Dataset rows for apps and sites

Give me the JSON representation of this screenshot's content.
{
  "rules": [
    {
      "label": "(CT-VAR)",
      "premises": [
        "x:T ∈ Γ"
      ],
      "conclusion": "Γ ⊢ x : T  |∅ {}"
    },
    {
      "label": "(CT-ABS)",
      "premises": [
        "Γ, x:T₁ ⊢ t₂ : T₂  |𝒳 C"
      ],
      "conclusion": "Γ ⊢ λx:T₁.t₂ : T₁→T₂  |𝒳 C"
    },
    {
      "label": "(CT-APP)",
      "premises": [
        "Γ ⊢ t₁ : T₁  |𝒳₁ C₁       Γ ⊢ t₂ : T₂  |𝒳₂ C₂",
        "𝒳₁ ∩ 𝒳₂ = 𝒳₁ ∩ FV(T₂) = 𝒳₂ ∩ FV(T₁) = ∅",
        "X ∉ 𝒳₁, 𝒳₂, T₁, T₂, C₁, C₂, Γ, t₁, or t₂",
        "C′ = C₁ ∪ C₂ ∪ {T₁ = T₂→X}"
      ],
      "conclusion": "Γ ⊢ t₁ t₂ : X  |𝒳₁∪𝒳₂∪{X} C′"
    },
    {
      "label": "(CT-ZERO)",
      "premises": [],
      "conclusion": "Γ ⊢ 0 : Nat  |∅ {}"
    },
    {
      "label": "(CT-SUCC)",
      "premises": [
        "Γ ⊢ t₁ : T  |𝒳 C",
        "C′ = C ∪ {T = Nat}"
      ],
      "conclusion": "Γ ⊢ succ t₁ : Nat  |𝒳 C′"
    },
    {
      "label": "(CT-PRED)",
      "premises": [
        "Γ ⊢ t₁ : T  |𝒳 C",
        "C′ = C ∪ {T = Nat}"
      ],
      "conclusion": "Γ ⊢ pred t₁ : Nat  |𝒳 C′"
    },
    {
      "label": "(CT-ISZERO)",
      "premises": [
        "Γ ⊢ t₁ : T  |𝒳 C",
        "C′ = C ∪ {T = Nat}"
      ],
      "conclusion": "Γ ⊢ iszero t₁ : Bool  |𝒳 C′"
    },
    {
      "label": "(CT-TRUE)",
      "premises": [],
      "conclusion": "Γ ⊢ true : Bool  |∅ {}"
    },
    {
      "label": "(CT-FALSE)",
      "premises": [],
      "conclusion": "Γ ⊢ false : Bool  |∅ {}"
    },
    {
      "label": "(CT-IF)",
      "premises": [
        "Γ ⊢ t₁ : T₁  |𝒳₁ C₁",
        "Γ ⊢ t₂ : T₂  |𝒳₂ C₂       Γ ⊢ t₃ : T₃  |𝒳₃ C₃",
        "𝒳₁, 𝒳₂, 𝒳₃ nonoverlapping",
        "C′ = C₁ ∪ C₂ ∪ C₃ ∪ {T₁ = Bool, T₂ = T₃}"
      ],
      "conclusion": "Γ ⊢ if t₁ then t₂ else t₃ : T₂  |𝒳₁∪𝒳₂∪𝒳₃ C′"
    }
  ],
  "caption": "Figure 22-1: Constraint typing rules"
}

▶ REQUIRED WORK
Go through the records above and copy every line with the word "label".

▶ TASK RESPONSE
      "label": "(CT-VAR)",
      "label": "(CT-ABS)",
      "label": "(CT-APP)",
      "label": "(CT-ZERO)",
      "label": "(CT-SUCC)",
      "label": "(CT-PRED)",
      "label": "(CT-ISZERO)",
      "label": "(CT-TRUE)",
      "label": "(CT-FALSE)",
      "label": "(CT-IF)",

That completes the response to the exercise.